A word-for-word restatement of the data is what is needed.

Provided records:
*** Block opens ***

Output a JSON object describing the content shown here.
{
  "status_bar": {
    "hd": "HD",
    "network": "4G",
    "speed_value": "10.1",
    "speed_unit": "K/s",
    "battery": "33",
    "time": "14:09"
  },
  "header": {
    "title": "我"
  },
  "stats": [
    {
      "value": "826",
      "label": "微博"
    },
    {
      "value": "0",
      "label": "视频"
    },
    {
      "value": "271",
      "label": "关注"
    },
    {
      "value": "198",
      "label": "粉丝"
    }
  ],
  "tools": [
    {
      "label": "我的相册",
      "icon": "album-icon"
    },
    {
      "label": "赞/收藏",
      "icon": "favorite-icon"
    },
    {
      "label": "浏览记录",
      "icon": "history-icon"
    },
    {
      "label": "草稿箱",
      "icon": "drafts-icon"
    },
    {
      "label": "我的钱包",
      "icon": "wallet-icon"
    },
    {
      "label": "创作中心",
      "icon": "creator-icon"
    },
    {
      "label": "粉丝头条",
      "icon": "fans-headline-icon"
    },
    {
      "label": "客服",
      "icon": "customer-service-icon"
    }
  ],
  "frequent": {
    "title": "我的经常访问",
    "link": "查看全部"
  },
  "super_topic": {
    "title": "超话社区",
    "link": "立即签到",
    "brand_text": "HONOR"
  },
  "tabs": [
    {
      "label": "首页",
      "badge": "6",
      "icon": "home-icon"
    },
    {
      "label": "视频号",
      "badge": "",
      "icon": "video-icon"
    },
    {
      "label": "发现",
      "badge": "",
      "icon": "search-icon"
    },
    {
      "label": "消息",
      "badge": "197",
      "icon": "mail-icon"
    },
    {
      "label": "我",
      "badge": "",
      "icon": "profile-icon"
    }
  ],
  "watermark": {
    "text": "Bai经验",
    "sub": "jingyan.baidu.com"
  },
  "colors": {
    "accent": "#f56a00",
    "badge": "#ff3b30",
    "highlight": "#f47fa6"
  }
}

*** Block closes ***

Answer section:
Output a JSON object describing the content shown here.
{
  "status_bar": {
    "hd": "HD",
    "network": "4G",
    "speed_value": "10.1",
    "speed_unit": "K/s",
    "battery": "33",
    "time": "14:09"
  },
  "header": {
    "title": "我"
  },
  "stats": [
    {
      "value": "826",
      "label": "微博"
    },
    {
      "value": "0",
      "label": "视频"
    },
    {
      "value": "271",
      "label": "关注"
    },
    {
      "value": "198",
      "label": "粉丝"
    }
  ],
  "tools": [
    {
      "label": "我的相册",
      "icon": "album-icon"
    },
    {
      "label": "赞/收藏",
      "icon": "favorite-icon"
    },
    {
      "label": "浏览记录",
      "icon": "history-icon"
    },
    {
      "label": "草稿箱",
      "icon": "drafts-icon"
    },
    {
      "label": "我的钱包",
      "icon": "wallet-icon"
    },
    {
      "label": "创作中心",
      "icon": "creator-icon"
    },
    {
      "label": "粉丝头条",
      "icon": "fans-headline-icon"
    },
    {
      "label": "客服",
      "icon": "customer-service-icon"
    }
  ],
  "frequent": {
    "title": "我的经常访问",
    "link": "查看全部"
  },
  "super_topic": {
    "title": "超话社区",
    "link": "立即签到",
    "brand_text": "HONOR"
  },
  "tabs": [
    {
      "label": "首页",
      "badge": "6",
      "icon": "home-icon"
    },
    {
      "label": "视频号",
      "badge": "",
      "icon": "video-icon"
    },
    {
      "label": "发现",
      "badge": "",
      "icon": "search-icon"
    },
    {
      "label": "消息",
      "badge": "197",
      "icon": "mail-icon"
    },
    {
      "label": "我",
      "badge": "",
      "icon": "profile-icon"
    }
  ],
  "watermark": {
    "text": "Bai经验",
    "sub": "jingyan.baidu.com"
  },
  "colors": {
    "accent": "#f56a00",
    "badge": "#ff3b30",
    "highlight": "#f47fa6"
  }
}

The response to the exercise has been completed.